“There is a recent trend of suggesting various models of sexual consent. The traditional and the most accepted model would be an “affirmative model” meaning thereby that “yes” is “yes” and “no” is “no”. There would be some difficulty in an universal acceptance of the aforesaid model of consent, as in certain cases, there can be an affirmative consent, or a positive denial, but it may remain underlying/dormant which could lead to confusion in the mind of the other”.
While he says there is some “difficulty” in accepting this model, he doesn’t explain what this difficulty is except to say there is a possibility of dormant consent. This implies that because someone didn’t say no, it implies a yes, which is dangerous legal precedent setting at multiple levels. In other words, other Judges can use this example to establish that consent was given because there is the possibility, however slim, that the accused presumed consent.

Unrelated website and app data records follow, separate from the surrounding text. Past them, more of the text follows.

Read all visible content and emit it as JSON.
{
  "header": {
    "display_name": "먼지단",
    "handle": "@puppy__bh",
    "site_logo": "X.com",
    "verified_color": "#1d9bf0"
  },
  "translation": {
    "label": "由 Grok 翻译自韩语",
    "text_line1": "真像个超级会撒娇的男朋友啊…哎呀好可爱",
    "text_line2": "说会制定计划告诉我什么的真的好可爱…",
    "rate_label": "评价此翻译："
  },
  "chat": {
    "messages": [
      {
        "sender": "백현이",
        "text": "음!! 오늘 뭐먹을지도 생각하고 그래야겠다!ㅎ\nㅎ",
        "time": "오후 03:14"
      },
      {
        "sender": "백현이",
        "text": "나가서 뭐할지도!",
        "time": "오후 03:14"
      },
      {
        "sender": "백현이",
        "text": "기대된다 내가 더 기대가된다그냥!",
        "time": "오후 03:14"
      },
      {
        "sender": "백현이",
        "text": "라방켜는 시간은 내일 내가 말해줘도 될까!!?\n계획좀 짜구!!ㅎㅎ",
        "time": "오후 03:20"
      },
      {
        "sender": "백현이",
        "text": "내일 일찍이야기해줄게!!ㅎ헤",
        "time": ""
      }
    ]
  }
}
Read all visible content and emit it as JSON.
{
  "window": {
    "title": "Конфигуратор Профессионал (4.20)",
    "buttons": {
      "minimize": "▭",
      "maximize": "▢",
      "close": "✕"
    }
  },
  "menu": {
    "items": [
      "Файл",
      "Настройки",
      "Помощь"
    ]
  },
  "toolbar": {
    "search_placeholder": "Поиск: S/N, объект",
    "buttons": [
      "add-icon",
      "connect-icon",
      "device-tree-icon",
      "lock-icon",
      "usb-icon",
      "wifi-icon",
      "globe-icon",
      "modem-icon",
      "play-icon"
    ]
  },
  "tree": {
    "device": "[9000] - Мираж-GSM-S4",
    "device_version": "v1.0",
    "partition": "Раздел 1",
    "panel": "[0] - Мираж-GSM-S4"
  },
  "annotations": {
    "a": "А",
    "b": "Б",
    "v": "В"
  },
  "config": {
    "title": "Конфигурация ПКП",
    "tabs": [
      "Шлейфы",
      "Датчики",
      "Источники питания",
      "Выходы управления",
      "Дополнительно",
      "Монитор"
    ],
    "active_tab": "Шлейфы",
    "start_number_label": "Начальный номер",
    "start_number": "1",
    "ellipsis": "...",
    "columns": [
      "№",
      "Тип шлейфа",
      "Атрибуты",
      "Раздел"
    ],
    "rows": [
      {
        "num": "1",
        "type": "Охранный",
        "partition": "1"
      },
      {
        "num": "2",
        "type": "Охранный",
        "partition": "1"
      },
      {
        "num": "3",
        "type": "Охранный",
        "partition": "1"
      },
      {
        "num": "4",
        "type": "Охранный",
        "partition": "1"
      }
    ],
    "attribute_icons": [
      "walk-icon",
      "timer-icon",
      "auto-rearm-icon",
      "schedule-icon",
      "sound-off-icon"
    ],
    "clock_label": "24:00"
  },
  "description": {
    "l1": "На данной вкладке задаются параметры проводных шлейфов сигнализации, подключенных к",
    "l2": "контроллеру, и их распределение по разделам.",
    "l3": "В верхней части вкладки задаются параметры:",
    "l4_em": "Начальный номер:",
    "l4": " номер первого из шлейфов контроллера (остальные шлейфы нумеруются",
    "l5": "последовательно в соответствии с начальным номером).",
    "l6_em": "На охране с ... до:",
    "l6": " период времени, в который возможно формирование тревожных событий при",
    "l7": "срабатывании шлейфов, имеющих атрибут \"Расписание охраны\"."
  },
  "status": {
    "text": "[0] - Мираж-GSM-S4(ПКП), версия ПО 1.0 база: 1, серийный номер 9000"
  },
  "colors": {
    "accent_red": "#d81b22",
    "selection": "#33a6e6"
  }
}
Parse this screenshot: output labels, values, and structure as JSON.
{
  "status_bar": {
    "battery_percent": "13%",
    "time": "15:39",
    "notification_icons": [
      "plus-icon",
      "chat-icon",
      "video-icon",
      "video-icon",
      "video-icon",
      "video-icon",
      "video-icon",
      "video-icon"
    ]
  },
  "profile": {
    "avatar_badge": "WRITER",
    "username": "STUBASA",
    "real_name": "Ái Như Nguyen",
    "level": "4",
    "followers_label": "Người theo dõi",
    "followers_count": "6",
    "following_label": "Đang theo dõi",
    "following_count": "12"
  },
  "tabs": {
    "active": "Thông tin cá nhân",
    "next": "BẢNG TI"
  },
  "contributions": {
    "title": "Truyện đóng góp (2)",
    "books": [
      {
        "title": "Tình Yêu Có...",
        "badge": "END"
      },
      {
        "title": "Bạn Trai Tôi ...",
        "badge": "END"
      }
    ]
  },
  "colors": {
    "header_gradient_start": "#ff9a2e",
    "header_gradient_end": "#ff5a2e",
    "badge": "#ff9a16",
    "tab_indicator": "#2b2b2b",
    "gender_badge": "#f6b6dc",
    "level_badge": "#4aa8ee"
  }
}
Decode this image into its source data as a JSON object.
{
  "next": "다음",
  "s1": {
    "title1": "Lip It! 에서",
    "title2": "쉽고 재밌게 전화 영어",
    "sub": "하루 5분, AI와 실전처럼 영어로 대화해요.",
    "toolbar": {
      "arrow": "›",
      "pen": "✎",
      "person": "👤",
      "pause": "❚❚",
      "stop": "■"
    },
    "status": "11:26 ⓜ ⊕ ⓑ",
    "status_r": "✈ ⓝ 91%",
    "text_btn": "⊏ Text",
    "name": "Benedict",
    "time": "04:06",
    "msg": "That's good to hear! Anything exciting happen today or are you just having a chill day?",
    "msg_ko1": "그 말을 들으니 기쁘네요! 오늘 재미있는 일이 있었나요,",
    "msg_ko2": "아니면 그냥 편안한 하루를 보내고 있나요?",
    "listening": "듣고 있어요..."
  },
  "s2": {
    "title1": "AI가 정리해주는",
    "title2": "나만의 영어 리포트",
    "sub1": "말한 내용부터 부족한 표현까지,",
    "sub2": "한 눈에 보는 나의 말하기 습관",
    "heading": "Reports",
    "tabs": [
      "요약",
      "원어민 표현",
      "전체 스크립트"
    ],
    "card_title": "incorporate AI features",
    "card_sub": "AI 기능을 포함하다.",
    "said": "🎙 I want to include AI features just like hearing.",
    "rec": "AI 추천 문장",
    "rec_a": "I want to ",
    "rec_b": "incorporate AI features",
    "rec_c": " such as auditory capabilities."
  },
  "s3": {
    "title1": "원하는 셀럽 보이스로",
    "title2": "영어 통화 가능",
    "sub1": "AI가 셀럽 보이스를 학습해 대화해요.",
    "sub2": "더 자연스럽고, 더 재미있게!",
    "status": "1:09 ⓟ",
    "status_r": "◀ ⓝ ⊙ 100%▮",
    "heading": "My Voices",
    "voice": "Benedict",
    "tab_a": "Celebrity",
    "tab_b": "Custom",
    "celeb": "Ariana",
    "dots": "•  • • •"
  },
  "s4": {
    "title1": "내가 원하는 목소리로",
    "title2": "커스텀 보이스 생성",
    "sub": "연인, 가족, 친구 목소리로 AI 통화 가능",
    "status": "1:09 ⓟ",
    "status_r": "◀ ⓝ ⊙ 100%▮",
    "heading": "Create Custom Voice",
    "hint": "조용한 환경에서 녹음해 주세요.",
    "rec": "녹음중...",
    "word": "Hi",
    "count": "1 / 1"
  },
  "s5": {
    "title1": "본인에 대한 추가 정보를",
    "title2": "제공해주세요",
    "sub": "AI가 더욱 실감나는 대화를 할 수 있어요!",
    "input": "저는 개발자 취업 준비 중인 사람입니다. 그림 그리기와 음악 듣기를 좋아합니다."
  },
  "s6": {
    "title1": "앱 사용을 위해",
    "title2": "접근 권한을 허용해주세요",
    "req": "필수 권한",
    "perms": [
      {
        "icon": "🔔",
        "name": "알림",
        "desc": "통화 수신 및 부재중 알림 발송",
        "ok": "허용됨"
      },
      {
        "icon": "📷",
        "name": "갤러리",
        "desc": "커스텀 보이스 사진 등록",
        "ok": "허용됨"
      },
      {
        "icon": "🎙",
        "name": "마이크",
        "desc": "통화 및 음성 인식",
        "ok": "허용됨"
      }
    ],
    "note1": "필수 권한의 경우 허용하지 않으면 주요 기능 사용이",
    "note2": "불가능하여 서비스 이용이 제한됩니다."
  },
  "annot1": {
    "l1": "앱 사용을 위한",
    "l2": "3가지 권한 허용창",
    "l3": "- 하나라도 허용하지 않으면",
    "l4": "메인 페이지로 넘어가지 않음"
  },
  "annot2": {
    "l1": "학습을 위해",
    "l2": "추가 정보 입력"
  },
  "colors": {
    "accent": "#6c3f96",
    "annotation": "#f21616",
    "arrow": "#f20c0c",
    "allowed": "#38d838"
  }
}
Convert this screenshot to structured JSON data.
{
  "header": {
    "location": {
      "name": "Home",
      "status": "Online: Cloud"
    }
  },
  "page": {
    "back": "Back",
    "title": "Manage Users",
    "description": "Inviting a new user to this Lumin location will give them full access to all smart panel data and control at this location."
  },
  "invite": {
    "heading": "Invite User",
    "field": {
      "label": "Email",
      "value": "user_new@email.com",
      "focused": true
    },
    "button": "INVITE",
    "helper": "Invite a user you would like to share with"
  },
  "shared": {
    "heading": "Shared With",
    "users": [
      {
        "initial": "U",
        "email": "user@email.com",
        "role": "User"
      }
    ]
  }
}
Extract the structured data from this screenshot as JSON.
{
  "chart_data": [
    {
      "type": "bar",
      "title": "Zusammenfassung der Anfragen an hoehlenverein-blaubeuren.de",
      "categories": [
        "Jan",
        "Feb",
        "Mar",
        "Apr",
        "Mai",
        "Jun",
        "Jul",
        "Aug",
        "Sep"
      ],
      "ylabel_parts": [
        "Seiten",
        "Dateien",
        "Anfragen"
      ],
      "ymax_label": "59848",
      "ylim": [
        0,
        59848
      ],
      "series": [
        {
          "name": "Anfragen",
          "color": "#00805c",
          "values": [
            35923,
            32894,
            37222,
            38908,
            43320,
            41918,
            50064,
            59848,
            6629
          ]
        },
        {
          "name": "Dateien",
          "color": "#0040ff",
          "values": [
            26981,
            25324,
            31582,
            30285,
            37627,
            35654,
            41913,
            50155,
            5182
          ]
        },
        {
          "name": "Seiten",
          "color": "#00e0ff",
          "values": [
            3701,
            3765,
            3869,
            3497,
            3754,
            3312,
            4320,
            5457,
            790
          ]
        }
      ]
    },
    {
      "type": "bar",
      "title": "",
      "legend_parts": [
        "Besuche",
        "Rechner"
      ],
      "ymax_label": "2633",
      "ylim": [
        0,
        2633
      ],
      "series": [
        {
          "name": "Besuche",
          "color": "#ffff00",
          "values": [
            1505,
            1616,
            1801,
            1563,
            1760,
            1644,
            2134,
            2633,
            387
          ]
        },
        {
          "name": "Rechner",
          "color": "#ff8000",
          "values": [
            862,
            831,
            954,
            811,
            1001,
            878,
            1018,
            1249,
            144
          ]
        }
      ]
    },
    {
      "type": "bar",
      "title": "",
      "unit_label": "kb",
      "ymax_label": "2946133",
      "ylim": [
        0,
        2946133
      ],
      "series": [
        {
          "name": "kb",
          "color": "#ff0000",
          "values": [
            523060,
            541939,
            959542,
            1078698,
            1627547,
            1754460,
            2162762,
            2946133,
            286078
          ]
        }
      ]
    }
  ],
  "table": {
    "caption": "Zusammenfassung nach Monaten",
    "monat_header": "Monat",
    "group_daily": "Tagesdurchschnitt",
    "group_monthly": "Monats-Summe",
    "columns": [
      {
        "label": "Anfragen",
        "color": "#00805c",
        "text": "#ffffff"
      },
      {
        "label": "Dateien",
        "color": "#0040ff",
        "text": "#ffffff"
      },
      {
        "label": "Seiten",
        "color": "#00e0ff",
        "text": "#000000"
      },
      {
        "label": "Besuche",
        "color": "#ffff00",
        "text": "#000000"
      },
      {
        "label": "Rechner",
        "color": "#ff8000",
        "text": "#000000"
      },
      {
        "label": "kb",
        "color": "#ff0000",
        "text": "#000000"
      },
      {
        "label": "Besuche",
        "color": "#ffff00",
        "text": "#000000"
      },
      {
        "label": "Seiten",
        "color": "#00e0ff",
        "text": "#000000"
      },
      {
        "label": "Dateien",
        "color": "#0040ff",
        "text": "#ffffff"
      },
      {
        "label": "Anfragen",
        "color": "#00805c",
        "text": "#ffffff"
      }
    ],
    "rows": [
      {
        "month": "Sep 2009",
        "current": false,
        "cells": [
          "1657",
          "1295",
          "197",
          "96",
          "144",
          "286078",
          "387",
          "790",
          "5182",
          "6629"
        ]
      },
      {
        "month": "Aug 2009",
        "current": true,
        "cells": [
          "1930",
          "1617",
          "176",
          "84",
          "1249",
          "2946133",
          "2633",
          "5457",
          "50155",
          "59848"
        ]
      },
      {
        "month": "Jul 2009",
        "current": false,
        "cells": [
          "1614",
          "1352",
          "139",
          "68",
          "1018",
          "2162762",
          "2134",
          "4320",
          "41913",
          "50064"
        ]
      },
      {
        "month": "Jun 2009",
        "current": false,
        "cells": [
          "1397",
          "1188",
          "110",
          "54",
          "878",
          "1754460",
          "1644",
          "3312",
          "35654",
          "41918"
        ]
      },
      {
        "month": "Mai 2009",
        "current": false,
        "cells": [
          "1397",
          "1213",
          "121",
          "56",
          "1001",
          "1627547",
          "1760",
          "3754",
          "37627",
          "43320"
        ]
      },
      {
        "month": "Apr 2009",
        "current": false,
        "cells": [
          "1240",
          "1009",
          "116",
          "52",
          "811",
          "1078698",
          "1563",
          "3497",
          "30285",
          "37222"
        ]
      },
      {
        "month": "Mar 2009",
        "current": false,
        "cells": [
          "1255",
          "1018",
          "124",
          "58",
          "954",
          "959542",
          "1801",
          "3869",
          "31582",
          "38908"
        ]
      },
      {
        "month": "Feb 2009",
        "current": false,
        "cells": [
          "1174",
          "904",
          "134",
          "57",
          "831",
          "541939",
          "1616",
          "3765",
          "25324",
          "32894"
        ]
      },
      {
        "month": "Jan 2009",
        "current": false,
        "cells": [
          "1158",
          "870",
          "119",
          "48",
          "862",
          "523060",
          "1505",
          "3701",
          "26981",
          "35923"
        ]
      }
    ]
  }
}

in the legal imagination a rape survivor is always a battered, bruised woman displaying physical wounds that testify to her physical resistance.
A deeper reading gives some clues as to what these difficulties might be especially when rape is seen as an act of uncontrollable “passion, actuated by libido”.
“In an act of passion, actuated by libido, there could be myriad circumstances which can surround a consent and it may not necessarily always mean yes in case of yes or no in case of no. Everyone is aware that individuals vary in relation to expositing their feelings. But what has to be understood is that the basis of any sexual relationship is equality and consent. The normal rule (underlined for emphasis by the author) is that the consent has to be given and it cannot be assumed. However, recent studies reveal that in reality, most of the sexual interactions are based on non-verbal communication to initiate and reciprocate consent. Consent cannot also be analyzed without taking into account the gender binary. There are differences between how men and women initiate and reciprocate sexual consent. The normal construct is that man is the initiator of sexual interaction. He performs the active part whereas a woman is, by and large, non-verbal. Thus gender relations also influence sexual consent because man and woman are socialized into gender roles which influence their perception of sexual relationship and expectation of their specific gender roles with respect to the relationship. However, in today’s modern world with equality being the buzzword, such may not be the situation (pp 64)”.
The judge’s narration is a refraction of the heated contestations about female agency, gender and violence in India. Whether these are issues of domestic violence or rape, it is important for the victim to establish that she is innocent and deserving of legal protection. There are numerous references to her smoking and drinking. It is unclear whether this, her race as well as casual prior flirtation and Farooqui’s diagnosis of Bi-polar disease, influenced the judge.
There’s nothing surprising or novel in his views, but what is interesting is that between pages 65-75, the judge seems to vacillate between being aware of the complexities of consent and active female agency in giving consent and displaying fairly non-egalitarian notions of consent, including not situating rape as an act in the exercise of power, but instead blaming it on sexual drive.
He even makes sympathetic statements in favour of the survivor by stating that her behavior post-rape seems to indicate that she may have suffered from Rape Trauma Syndrome and is not proof of her guilt as the defendant’s team would like us to believe. He also brings up studies of memory, quoting them at length; perhaps this is a form of internal self-justification that would ratify his understanding that consent was presumed, even if not explicitly given. Ultimately his verdict hinges on the fact that she did not say no loudly, unequivocally and resolutely. And so Farooqui walks free.
Also Read: Understanding Consent Beyond A ‘Yes’ Or A ‘No’
Featured Image Credit: The Quint